Before I dwelve into his review, I think it may be necessary to disclose a few items:
1) I am a self-confessed nut on all things Commodore related;
2) I’m not a middle aged gentleman with 3 kids, instead a 23 year old wagonista; and
3) I have been longing for a VE since my 13 year old self watched via simulcast the Ignition SSV roll down the catwalk at the Melbourne Convention Centre one rainy Sunday morning in July 2016 (even got a bit tearful). So in short, this review might be a little biased.
I consider myself a car enthusiast, however I’ve never dreamed of a Lamborghini or Ferrari in my driveway. Instead, I’ve always had something for lifestyle oriented sports cars, ones that go under the radar at the traffic lights with the bike in tow, but then disappear into the horizon as the lights turn green.
Growing up, I drooled at the thought of the German estate express trio, those being your E63 AMG estates, M5 Tourings and of course the mighty RS4/RS6 Avants. With the exception of the B8 RS4 Avant, none of these vehicles ever came in a manual. Being the enthusiast I am, my criteria for my dream vehicle was a bit more specific, those being:
i) Manual (as above);
iii) wagon; and
Who would have thought this dream vehicle would be found in our own backyard? Enter my 2010 VE SS Manual Sportwagon…..
In short, I love this car.
Being 23, of course I didn’t by the car brand new, but instead purchased it from another Commodore nut who’d upgraded to a VF SSV Sportwagon (though the term upgrade is subjective when you consider the VF SS/SSV wagons are no longer are built in Manual spec).
Boasting the fantastically handsome and time resistant VE proportions originally outlined by talented GM designer Mike Simcoe, in the understated Karma Silhouette, this vehicle maintains a degree of sophistication that would not normally be associated with a Commodore (though the aftermarket xforce exhaust can blow that sophistication right out the door when your foot gets heavy).
I’ve owned this car for nearly 4 months now, and it hasn’t disappointed. This car is truly engineered for Australiana which shows through and through when you drive it. One word, that V8….(more like two words it seems!)

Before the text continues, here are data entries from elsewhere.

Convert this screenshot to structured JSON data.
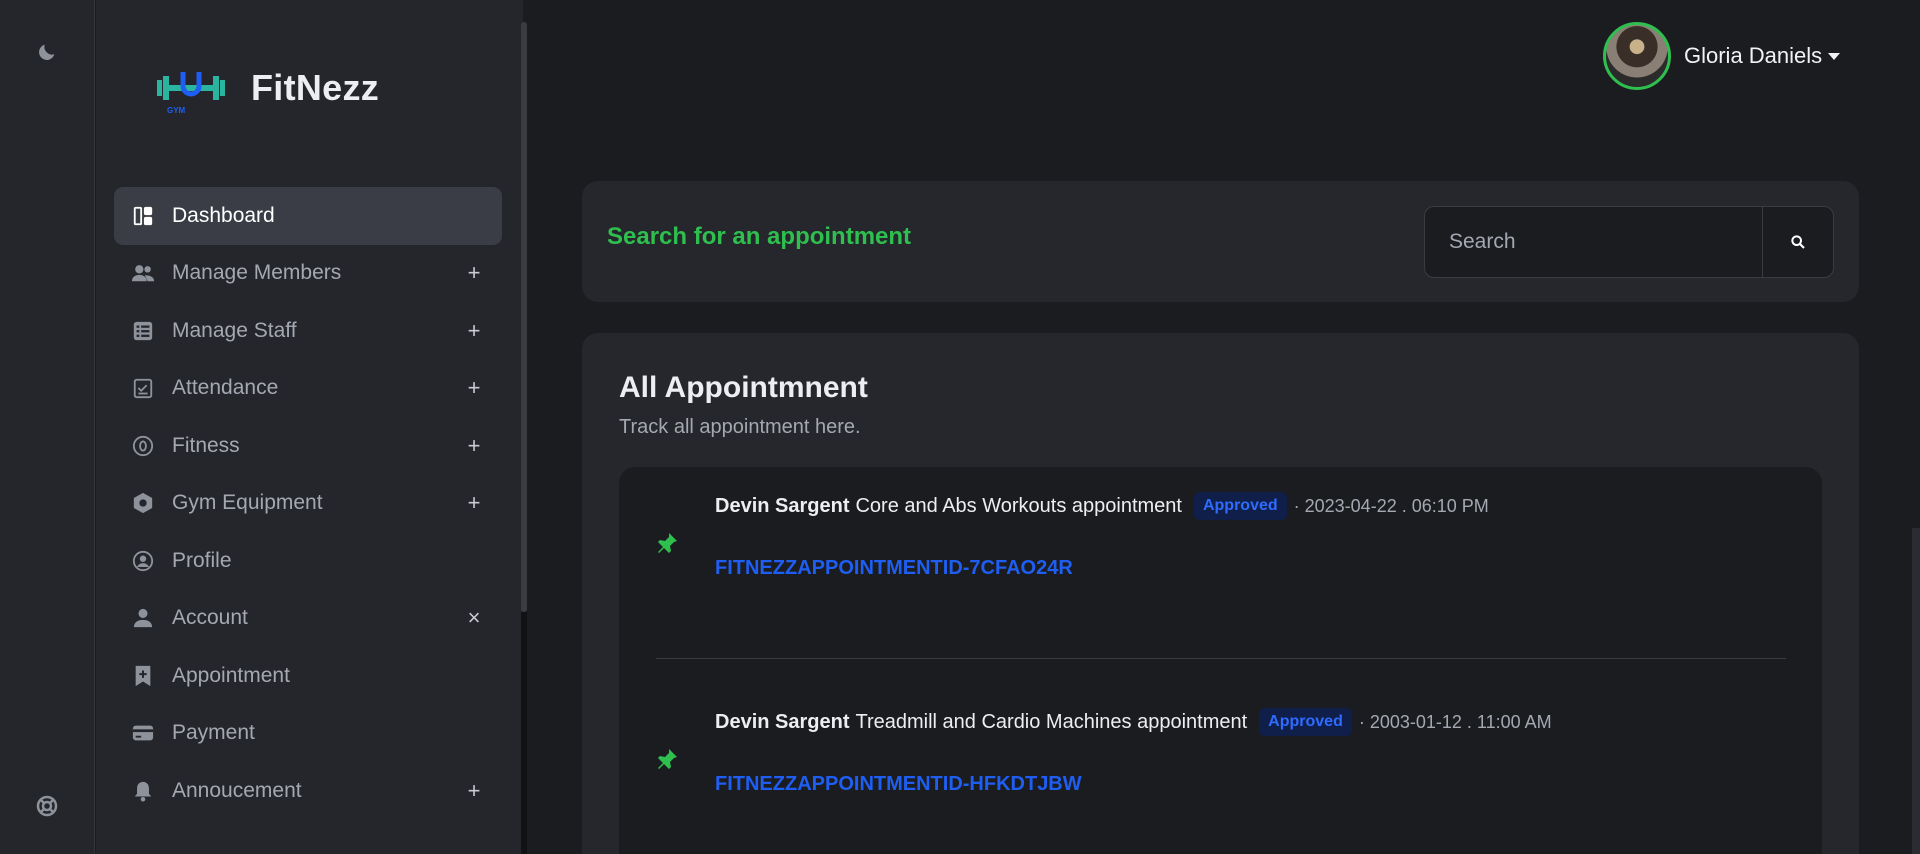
{
  "rail": {
    "theme_icon": "moon-icon",
    "help_icon": "lifebuoy-icon"
  },
  "brand": {
    "name": "FitNezz",
    "logo_icon": "dumbbell-logo-icon"
  },
  "sidebar": {
    "items": [
      {
        "label": "Dashboard",
        "icon": "dashboard-icon",
        "expander": "",
        "active": true
      },
      {
        "label": "Manage Members",
        "icon": "members-icon",
        "expander": "+"
      },
      {
        "label": "Manage Staff",
        "icon": "staff-icon",
        "expander": "+"
      },
      {
        "label": "Attendance",
        "icon": "attendance-icon",
        "expander": "+"
      },
      {
        "label": "Fitness",
        "icon": "fitness-icon",
        "expander": "+"
      },
      {
        "label": "Gym Equipment",
        "icon": "equipment-icon",
        "expander": "+"
      },
      {
        "label": "Profile",
        "icon": "profile-icon",
        "expander": ""
      },
      {
        "label": "Account",
        "icon": "account-icon",
        "expander": "×"
      },
      {
        "label": "Appointment",
        "icon": "appointment-icon",
        "expander": ""
      },
      {
        "label": "Payment",
        "icon": "payment-icon",
        "expander": ""
      },
      {
        "label": "Annoucement",
        "icon": "bell-icon",
        "expander": "+"
      }
    ]
  },
  "header": {
    "user_name": "Gloria Daniels"
  },
  "search": {
    "title": "Search for an appointment",
    "placeholder": "Search"
  },
  "appointments": {
    "title": "All Appointmnent",
    "subtitle": "Track all appointment here.",
    "items": [
      {
        "name": "Devin Sargent",
        "description": "Core and Abs Workouts appointment",
        "status": "Approved",
        "date": "· 2023-04-22 . 06:10 PM",
        "id": "FITNEZZAPPOINTMENTID-7CFAO24R"
      },
      {
        "name": "Devin Sargent",
        "description": "Treadmill and Cardio Machines appointment",
        "status": "Approved",
        "date": "· 2003-01-12 . 11:00 AM",
        "id": "FITNEZZAPPOINTMENTID-HFKDTJBW"
      }
    ]
  },
  "colors": {
    "accent_green": "#2fbf4e",
    "link_blue": "#1f5ef2",
    "badge_bg": "#0f1f4a",
    "background": "#1b1c20",
    "card": "#25272c"
  }
}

I haven’t made a detailed assessment of the car’s infotainment system/interior, but hey I like the fact that it’s layout is simple, means less things can go wrong! The quality of the interior materials may not be soft to the touch, but it’s durable which will mean it will last a long time with the infrequent bit of tlc.
I have managed fuel usage in town of 14-15L/100km (similar to my old man’s VE Calais V6), though that’s with a light foot. However when the weekend comes around, I tend to forget about fuel consumption and instead appreciate the orchestra performance as the car revs towards its redline. The heavy duty transmission is also very easy to operate, despite its more agriculturally notchy roots.
All in all I truly love his car. It is very sad indeed that Australia will not be able to engineer a vehicle like this ever again, which luckily for me means I will be treasuring this vehicle even more, so much so that I don’t think I’ll ever be letting her go.
If you want a truly outstanding car (and an outstanding example of Australian engineering at its finest), you can’t go past the current breed of VE/VF Commodores. Don’t succumb yourself to the badge snobbery that seems to exist in the cities nowadays (or maybe it’s just Sydney). If you’re looking for a car (or browsing as I was at the time), I highly recommend you have a test drive of the Commodore before its all but too late.